I would like you to restate each record word for word.

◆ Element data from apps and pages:
• • • •

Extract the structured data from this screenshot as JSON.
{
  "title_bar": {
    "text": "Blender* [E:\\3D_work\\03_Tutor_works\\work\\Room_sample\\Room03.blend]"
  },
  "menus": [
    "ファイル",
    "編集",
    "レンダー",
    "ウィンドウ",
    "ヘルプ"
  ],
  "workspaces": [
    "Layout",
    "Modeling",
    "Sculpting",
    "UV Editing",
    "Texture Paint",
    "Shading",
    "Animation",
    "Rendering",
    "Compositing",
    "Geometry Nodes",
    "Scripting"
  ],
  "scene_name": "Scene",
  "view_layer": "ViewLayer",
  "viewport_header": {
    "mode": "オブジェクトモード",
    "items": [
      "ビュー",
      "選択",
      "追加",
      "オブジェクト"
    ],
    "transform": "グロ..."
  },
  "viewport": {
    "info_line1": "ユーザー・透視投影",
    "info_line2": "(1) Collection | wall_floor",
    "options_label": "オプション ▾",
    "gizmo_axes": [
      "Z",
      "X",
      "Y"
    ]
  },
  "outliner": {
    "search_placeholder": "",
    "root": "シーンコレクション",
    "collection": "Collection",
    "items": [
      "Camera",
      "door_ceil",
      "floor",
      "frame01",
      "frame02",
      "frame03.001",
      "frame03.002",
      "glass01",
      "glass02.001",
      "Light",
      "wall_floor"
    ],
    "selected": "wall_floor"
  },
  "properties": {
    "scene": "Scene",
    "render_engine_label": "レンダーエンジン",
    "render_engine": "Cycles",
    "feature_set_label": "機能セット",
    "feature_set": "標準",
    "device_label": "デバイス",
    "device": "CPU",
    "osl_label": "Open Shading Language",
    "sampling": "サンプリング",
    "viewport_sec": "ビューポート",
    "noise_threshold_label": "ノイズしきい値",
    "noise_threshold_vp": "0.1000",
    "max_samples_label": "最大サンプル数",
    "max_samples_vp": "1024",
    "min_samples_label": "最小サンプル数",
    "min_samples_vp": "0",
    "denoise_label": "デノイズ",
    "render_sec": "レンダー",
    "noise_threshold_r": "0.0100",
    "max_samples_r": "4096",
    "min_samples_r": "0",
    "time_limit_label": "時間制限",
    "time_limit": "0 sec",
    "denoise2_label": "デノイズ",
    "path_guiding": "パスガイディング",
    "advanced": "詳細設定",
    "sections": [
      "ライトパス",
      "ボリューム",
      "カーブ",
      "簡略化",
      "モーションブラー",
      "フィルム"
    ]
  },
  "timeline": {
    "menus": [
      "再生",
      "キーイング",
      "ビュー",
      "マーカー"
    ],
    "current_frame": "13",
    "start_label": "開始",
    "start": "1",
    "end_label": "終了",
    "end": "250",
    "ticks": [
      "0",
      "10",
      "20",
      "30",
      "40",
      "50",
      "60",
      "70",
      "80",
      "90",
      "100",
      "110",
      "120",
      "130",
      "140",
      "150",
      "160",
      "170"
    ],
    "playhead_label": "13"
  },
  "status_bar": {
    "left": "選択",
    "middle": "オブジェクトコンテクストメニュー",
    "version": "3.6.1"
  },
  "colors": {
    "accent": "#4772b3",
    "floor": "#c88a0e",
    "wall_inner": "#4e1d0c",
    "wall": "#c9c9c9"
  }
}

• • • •

◆ The completed task:
Extract the structured data from this screenshot as JSON.
{
  "title_bar": {
    "text": "Blender* [E:\\3D_work\\03_Tutor_works\\work\\Room_sample\\Room03.blend]"
  },
  "menus": [
    "ファイル",
    "編集",
    "レンダー",
    "ウィンドウ",
    "ヘルプ"
  ],
  "workspaces": [
    "Layout",
    "Modeling",
    "Sculpting",
    "UV Editing",
    "Texture Paint",
    "Shading",
    "Animation",
    "Rendering",
    "Compositing",
    "Geometry Nodes",
    "Scripting"
  ],
  "scene_name": "Scene",
  "view_layer": "ViewLayer",
  "viewport_header": {
    "mode": "オブジェクトモード",
    "items": [
      "ビュー",
      "選択",
      "追加",
      "オブジェクト"
    ],
    "transform": "グロ..."
  },
  "viewport": {
    "info_line1": "ユーザー・透視投影",
    "info_line2": "(1) Collection | wall_floor",
    "options_label": "オプション ▾",
    "gizmo_axes": [
      "Z",
      "X",
      "Y"
    ]
  },
  "outliner": {
    "search_placeholder": "",
    "root": "シーンコレクション",
    "collection": "Collection",
    "items": [
      "Camera",
      "door_ceil",
      "floor",
      "frame01",
      "frame02",
      "frame03.001",
      "frame03.002",
      "glass01",
      "glass02.001",
      "Light",
      "wall_floor"
    ],
    "selected": "wall_floor"
  },
  "properties": {
    "scene": "Scene",
    "render_engine_label": "レンダーエンジン",
    "render_engine": "Cycles",
    "feature_set_label": "機能セット",
    "feature_set": "標準",
    "device_label": "デバイス",
    "device": "CPU",
    "osl_label": "Open Shading Language",
    "sampling": "サンプリング",
    "viewport_sec": "ビューポート",
    "noise_threshold_label": "ノイズしきい値",
    "noise_threshold_vp": "0.1000",
    "max_samples_label": "最大サンプル数",
    "max_samples_vp": "1024",
    "min_samples_label": "最小サンプル数",
    "min_samples_vp": "0",
    "denoise_label": "デノイズ",
    "render_sec": "レンダー",
    "noise_threshold_r": "0.0100",
    "max_samples_r": "4096",
    "min_samples_r": "0",
    "time_limit_label": "時間制限",
    "time_limit": "0 sec",
    "denoise2_label": "デノイズ",
    "path_guiding": "パスガイディング",
    "advanced": "詳細設定",
    "sections": [
      "ライトパス",
      "ボリューム",
      "カーブ",
      "簡略化",
      "モーションブラー",
      "フィルム"
    ]
  },
  "timeline": {
    "menus": [
      "再生",
      "キーイング",
      "ビュー",
      "マーカー"
    ],
    "current_frame": "13",
    "start_label": "開始",
    "start": "1",
    "end_label": "終了",
    "end": "250",
    "ticks": [
      "0",
      "10",
      "20",
      "30",
      "40",
      "50",
      "60",
      "70",
      "80",
      "90",
      "100",
      "110",
      "120",
      "130",
      "140",
      "150",
      "160",
      "170"
    ],
    "playhead_label": "13"
  },
  "status_bar": {
    "left": "選択",
    "middle": "オブジェクトコンテクストメニュー",
    "version": "3.6.1"
  },
  "colors": {
    "accent": "#4772b3",
    "floor": "#c88a0e",
    "wall_inner": "#4e1d0c",
    "wall": "#c9c9c9"
  }
}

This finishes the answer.